BY MIKE MCFADZEN
Friends of Wisconsin parks endorses new tick legislation
The Friends of Wisconsin State Parks (FWSP) announced support for a package of bills that promote awareness and prevention of Lyme and other tick-borne diseases.
The bills were introduced by Sen. Rob Cowles (Republican – Green Bay) and Rep. Jeff Mursau (R-Crivitz).
“State Park properties host millions of guests annually who have a chance of encountering ticks,” an FWSP statement said. “Because of this public safety health concern of Lyme disease being transmitted by these vectors, an official statewide program to promote awareness and prevention of Lyme disease shows responsibility and makes good sense. This package won’t eliminate Lyme disease but will help raise awareness on preventative measures to take.”
Read more about ticks and tick-related diseases in this issue of Silent Sports.
National Park System struggles to maintain services
While national parks have seen a 19 percent visitation increase over the last five years, the park system has seen an 11 percent reduction in staff and other cost-cutting measures during that period. Underfunding, staff shortages and an $11 billion repair backlog compound the problem. Park supporters are further irked by the Trump administration diverting $2.5 million in national park fee revenue to pay for a July 4military parade at the National Mall. The loss of desperately needed money comes at a time when parks are already facing a financial shortfall and influx of visitors.
The National Parks Conservation Association (NCPA) president Theresa Pierno recently released a statement:
“Fee dollars are meant to protect our parks irreplaceable resources and enhance visitors’ experiences, not fund a Presidential stunt. The Park Service is already operating on a shoestring budget, and park staff has come to heavily rely on visitor fee dollars to fund law enforcement personnel, create educational programs for visitors and address the nearly $12 billion in needed repairs for crumbling park buildings, trails and roads.”
The Trump administration proposed a further 13 percent national parks budget cut in 2017, but Congress wouldn’t enact it.
There are 61 national parks including the Grand Canyon, Yosemite, Rocky Mountain, Yellowstone and Zion.
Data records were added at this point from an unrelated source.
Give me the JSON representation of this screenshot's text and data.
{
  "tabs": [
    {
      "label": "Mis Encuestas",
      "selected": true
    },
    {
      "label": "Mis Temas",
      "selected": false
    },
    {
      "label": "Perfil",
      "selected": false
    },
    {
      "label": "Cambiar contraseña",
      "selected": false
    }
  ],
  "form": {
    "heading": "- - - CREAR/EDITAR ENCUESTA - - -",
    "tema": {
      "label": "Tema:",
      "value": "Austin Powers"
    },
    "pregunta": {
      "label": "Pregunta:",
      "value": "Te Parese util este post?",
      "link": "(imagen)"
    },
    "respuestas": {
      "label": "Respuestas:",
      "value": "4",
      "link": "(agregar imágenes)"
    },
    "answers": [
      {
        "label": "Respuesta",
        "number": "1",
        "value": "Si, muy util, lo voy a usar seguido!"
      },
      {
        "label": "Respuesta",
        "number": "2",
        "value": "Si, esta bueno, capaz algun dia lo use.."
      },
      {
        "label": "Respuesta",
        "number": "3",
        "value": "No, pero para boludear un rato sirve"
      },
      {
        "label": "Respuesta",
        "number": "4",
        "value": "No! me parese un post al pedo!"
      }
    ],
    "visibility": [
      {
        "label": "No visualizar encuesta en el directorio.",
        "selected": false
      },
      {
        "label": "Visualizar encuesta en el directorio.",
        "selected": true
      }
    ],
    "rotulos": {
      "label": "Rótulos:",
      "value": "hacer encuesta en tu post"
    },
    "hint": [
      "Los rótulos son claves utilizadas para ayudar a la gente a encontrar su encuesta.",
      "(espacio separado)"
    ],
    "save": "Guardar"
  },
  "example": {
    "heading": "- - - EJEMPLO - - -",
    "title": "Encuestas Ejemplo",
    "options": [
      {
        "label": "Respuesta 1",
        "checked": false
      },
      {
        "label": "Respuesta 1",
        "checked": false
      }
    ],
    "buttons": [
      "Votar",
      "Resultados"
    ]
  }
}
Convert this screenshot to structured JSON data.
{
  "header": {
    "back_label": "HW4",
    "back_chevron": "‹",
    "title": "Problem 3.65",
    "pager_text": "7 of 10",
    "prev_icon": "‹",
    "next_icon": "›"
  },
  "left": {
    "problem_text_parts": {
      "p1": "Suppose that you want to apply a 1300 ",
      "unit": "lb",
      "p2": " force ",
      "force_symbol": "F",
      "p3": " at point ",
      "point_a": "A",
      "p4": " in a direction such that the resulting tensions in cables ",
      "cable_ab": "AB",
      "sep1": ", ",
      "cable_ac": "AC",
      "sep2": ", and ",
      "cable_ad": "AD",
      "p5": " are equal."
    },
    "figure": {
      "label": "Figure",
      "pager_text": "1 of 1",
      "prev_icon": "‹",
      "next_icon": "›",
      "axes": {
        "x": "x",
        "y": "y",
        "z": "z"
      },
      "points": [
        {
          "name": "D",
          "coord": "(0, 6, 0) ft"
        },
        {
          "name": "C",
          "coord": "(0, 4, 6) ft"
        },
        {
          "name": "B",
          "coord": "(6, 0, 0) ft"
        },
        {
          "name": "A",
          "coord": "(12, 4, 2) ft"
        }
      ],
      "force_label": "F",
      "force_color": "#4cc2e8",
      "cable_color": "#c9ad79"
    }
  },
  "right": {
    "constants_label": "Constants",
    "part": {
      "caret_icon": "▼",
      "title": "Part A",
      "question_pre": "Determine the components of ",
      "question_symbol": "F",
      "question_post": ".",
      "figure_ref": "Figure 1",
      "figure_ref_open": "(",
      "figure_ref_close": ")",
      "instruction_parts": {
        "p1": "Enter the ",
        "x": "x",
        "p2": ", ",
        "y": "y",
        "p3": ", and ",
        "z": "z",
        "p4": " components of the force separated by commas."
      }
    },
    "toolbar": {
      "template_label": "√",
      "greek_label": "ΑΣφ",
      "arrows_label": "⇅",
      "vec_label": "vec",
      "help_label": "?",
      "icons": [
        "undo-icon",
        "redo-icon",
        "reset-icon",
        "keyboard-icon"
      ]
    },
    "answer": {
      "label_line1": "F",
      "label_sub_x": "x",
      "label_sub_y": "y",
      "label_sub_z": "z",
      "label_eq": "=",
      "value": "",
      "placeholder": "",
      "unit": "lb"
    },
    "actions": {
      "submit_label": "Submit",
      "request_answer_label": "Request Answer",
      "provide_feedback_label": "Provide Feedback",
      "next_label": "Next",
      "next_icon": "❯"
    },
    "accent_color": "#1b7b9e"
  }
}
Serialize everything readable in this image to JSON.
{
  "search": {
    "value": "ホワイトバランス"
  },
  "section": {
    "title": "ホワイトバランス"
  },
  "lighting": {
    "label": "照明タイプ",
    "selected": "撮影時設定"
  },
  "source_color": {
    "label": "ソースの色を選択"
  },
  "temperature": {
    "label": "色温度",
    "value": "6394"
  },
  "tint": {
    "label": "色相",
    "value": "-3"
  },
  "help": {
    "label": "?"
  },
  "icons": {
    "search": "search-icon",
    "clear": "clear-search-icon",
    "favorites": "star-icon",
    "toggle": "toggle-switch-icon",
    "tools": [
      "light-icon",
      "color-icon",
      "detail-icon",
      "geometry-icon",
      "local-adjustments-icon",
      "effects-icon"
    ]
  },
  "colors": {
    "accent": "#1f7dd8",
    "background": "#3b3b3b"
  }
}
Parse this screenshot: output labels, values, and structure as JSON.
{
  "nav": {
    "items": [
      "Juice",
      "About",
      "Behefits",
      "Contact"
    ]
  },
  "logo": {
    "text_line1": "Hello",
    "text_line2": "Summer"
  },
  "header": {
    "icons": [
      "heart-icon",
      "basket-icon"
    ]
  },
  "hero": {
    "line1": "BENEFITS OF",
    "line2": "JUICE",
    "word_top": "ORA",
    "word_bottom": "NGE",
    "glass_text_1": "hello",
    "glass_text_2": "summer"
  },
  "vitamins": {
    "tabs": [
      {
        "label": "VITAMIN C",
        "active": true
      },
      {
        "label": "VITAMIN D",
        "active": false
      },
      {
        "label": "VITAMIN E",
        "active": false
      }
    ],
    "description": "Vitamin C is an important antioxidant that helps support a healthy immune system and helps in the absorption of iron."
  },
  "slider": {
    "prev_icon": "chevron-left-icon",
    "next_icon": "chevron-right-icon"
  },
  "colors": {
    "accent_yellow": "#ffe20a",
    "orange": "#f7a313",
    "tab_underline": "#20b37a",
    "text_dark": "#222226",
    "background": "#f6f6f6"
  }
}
Visitation is expected to be close to 100 million in 2019. The Midwest features several national parks and lakeshores, including Isle Royale, Sleeping Bear Dunes, Indiana Dunes, Pictured Rocks and the Apostle Islands. If you haven’t visited these Midwestern gems, get them on your bucket list. Find out how to support our national parks at the NCPA website (npca.org/).
Wisconsin budget signed into law
Wisconsin Gov. Tony Evers signed the 2020-21 biennial budget into law with 78 line-item vetoes.
Evers considered vetoing the complete Republican-controlled budget but decided against it.
“It would have been more of the same divisiveness and petty, political theatrics that the people of Wisconsin have had to put up with,” said Evers.
Included in the budget are middle-class tax cuts, increased education and water quality funding and transportation improvements.
Evers received criticism from both conservatives and liberals, which likely means it was a reasonable compromise. Items affecting outdoor recreation and natural resources were a net positive. Key budget items include:
- Creates a new office of Outdoor Recreation at the Department of Tourism, which will enhance the state’s outdoor economy by promoting outdoor activities and building partnerships with outdoor-related businesses. This will help congeal support for outdoor recreation.
- Extends the Knowles-Nelson Stewardship program at $33 million annually. This program funds a variety of outdoor-related projects
- Enhanced DNR staffing by providing two additional scientists to research water and sources of contamination. Many science and outdoor education positions were cut during the Walker administration.
- $230 million for workers who provide direct care to family care, nursing homes and personal care services.
- Increases in veterans, schools, rural and mental health services
- Commits over $1 billion in bonding authority to modernize aging University of Wisconsin buildings and improve learning environments
- Increases transportation funding, including some aspects of non-motorized projects
Wisconsin’s Governor has among the most extensive veto powers in the country. The line-item veto rules allow the Governor to strike out words, eliminate entire sections of the budget and individual digits, including dollar amounts.
Wisconsin’s last Governor (Scott Walker) averaged 77 line-item vetoes per budget.